**2018**, 18, 1203. [Google Scholar] [CrossRef] [PubMed] - Wan, S.; Zhang, X. Teager Energy Entropy Ratio of Wavelet Packet Transform and Its Application in Bearing Fault Diagnosis. Entropy
**2018**, 20, 388. [Google Scholar] [CrossRef]

**Figure 3.**Comparison of decomposition results between interpolation solution and empirical mode decomposition (EMD).

**Figure 5.**Spectrum diagram of Figure 4.

**Figure 8.**Instantaneous frequency distribution of component parts obtained by EMD method decomposition.

**Figure 9.**Instantaneous frequency distribution of component parts obtained by wavelet method decomposition.

**Figure 10.**Partial modal component spectrum obtained by wavelet decomposition. (

**a**) IMF5 component spectrum, (

**b**) IMF6 component spectrum.

Method Type | SNR | RMSE |
---|---|---|

Wavelet method | 18.69 | 0.19 |

EMD method | 21.12 | 0.13 |

© 2018 by the authors. Licensee MDPI, Basel, Switzerland. This article is an open access article distributed under the terms and conditions of the Creative Commons Attribution (CC BY) license (http://creativecommons.org/licenses/by/4.0/).

## Share and Cite

**MDPI and ACS Style**

Ge, H.; Chen, G.; Yu, H.; Chen, H.; An, F.
Theoretical Analysis of Empirical Mode Decomposition. *Symmetry* **2018**, *10*, 623.
https://doi.org/10.3390/sym10110623

**AMA Style**

Ge H, Chen G, Yu H, Chen H, An F.
Theoretical Analysis of Empirical Mode Decomposition. *Symmetry*. 2018; 10(11):623.
https://doi.org/10.3390/sym10110623

**Chicago/Turabian Style**
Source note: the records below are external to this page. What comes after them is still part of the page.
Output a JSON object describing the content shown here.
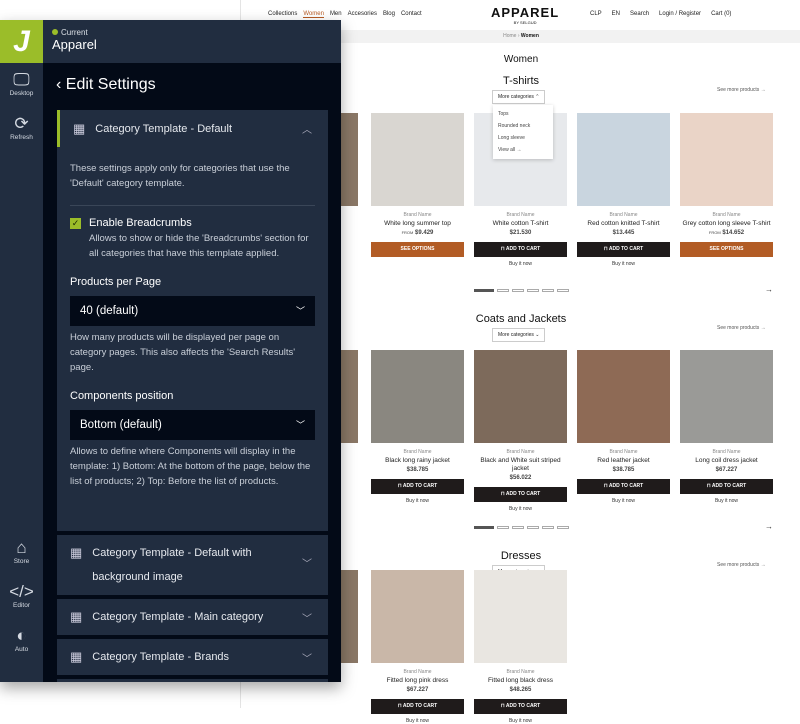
{
  "store": {
    "nav": [
      "Collections",
      "Women",
      "Men",
      "Accesories",
      "Blog",
      "Contact"
    ],
    "logo": "APPAREL",
    "logo_sub": "BY SELGUD",
    "util": [
      "CLP",
      "EN",
      "Search",
      "Login / Register",
      "Cart (0)"
    ],
    "breadcrumb": {
      "home": "Home",
      "current": "Women"
    },
    "page_title": "Women",
    "more_categories": "More categories",
    "see_more": "See more products →",
    "dropdown": [
      "Tops",
      "Rounded neck",
      "Long sleeve",
      "View all →"
    ],
    "brand": "Brand Name",
    "add_to_cart": "ADD TO CART",
    "see_options": "SEE OPTIONS",
    "buy_now": "Buy it now",
    "from": "FROM",
    "sections": [
      {
        "title": "T-shirts",
        "products": [
          {
            "name": "White long summer top",
            "price": "$9.429",
            "from": true,
            "btn": "options",
            "color": "#d9d6d1"
          },
          {
            "name": "White cotton T-shirt",
            "price": "$21.530",
            "btn": "cart",
            "color": "#e7e9ec"
          },
          {
            "name": "Red cotton knitted T-shirt",
            "price": "$13.445",
            "btn": "cart",
            "color": "#c9d5df"
          },
          {
            "name": "Grey cotton long sleeve T-shirt",
            "price": "$14.652",
            "from": true,
            "btn": "options",
            "color": "#ead4c7"
          }
        ]
      },
      {
        "title": "Coats and Jackets",
        "products": [
          {
            "name": "Black long rainy jacket",
            "price": "$38.785",
            "btn": "cart",
            "color": "#8a8780"
          },
          {
            "name": "Black and White suit striped jacket",
            "price": "$56.022",
            "btn": "cart",
            "color": "#7d6a5b"
          },
          {
            "name": "Red leather jacket",
            "price": "$38.785",
            "btn": "cart",
            "color": "#8e6a55"
          },
          {
            "name": "Long coil dress jacket",
            "price": "$67.227",
            "btn": "cart",
            "color": "#9a9a97"
          }
        ]
      },
      {
        "title": "Dresses",
        "products": [
          {
            "name": "Fitted long pink dress",
            "price": "$67.227",
            "btn": "cart",
            "color": "#c9b7a8"
          },
          {
            "name": "Fitted long black dress",
            "price": "$48.265",
            "btn": "cart",
            "color": "#e9e6e1"
          }
        ]
      }
    ]
  },
  "panel": {
    "current": "Current",
    "store_name": "Apparel",
    "sidebar": [
      {
        "label": "Desktop",
        "icon": "desktop-icon"
      },
      {
        "label": "Refresh",
        "icon": "refresh-icon"
      },
      {
        "label": "Store",
        "icon": "store-icon"
      },
      {
        "label": "Editor",
        "icon": "code-icon"
      },
      {
        "label": "Auto",
        "icon": "theme-auto-icon"
      }
    ],
    "title": "Edit Settings",
    "open_section": "Category Template - Default",
    "intro": "These settings apply only for categories that use the 'Default' category template.",
    "breadcrumbs_label": "Enable Breadcrumbs",
    "breadcrumbs_checked": true,
    "breadcrumbs_help": "Allows to show or hide the 'Breadcrumbs' section for all categories that have this template applied.",
    "ppp_label": "Products per Page",
    "ppp_value": "40 (default)",
    "ppp_help": "How many products will be displayed per page on category pages. This also affects the 'Search Results' page.",
    "comp_label": "Components position",
    "comp_value": "Bottom (default)",
    "comp_help": "Allows to define where Components will display in the template: 1) Bottom: At the bottom of the page, below the list of products; 2) Top: Before the list of products.",
    "sections": [
      "Category Template - Default with background image",
      "Category Template - Main category",
      "Category Template - Brands"
    ]
  }
}
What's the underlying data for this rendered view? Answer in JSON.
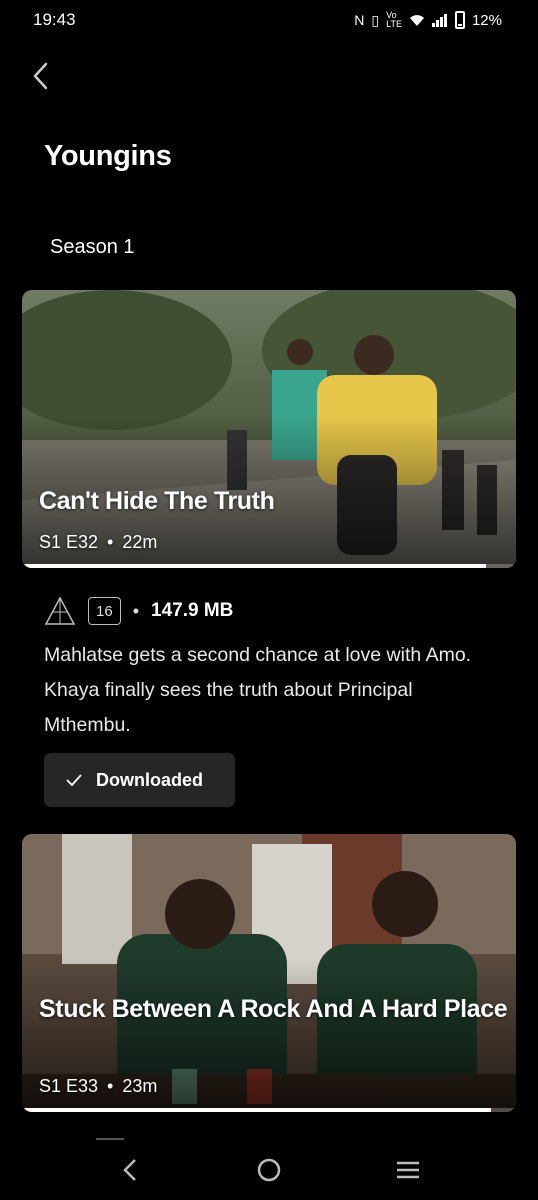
{
  "status_bar": {
    "time": "19:43",
    "battery": "12%",
    "icons": [
      "nfc-icon",
      "vibrate-icon",
      "volte-icon",
      "wifi-icon",
      "signal-icon",
      "battery-icon"
    ]
  },
  "header": {
    "title": "Youngins",
    "back_icon": "chevron-left-icon"
  },
  "season": {
    "label": "Season 1"
  },
  "episodes": [
    {
      "title": "Can't Hide The Truth",
      "code": "S1 E32",
      "separator": "•",
      "duration": "22m",
      "watched_fraction": 0.94
    },
    {
      "title": "Stuck Between A Rock And A Hard Place",
      "code": "S1 E33",
      "separator": "•",
      "duration": "23m",
      "watched_fraction": 0.95
    }
  ],
  "details": {
    "rating_logo": "fpb-logo",
    "age_rating": "16",
    "separator": "•",
    "file_size": "147.9 MB",
    "description": "Mahlatse gets a second chance at love with Amo. Khaya finally sees the truth about Principal Mthembu.",
    "download_label": "Downloaded",
    "download_icon": "checkmark-icon"
  },
  "nav_bar": {
    "icons": [
      "back-icon",
      "home-icon",
      "recents-icon"
    ]
  },
  "colors": {
    "background": "#000000",
    "button_bg": "#262626",
    "text": "#ffffff"
  }
}
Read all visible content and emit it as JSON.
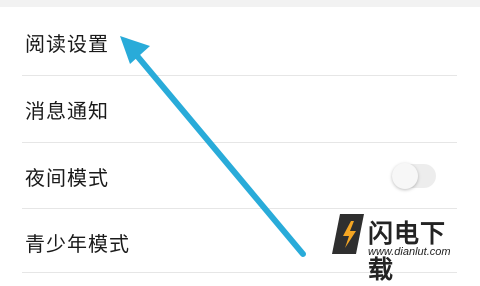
{
  "settings": {
    "items": [
      {
        "label": "阅读设置"
      },
      {
        "label": "消息通知"
      },
      {
        "label": "夜间模式",
        "toggle": "off"
      },
      {
        "label": "青少年模式"
      }
    ]
  },
  "watermark": {
    "brand": "闪电下载",
    "url": "www.dianlut.com"
  },
  "colors": {
    "arrow": "#29abd9",
    "logo": "#2f2f2f",
    "logo_bolt": "#f5a623"
  }
}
Ge, Hengqing, Guibin Chen, Haichun Yu, Huabao Chen, and Fengping An.
2018. "Theoretical Analysis of Empirical Mode Decomposition" *Symmetry* 10, no. 11: 623.
https://doi.org/10.3390/sym10110623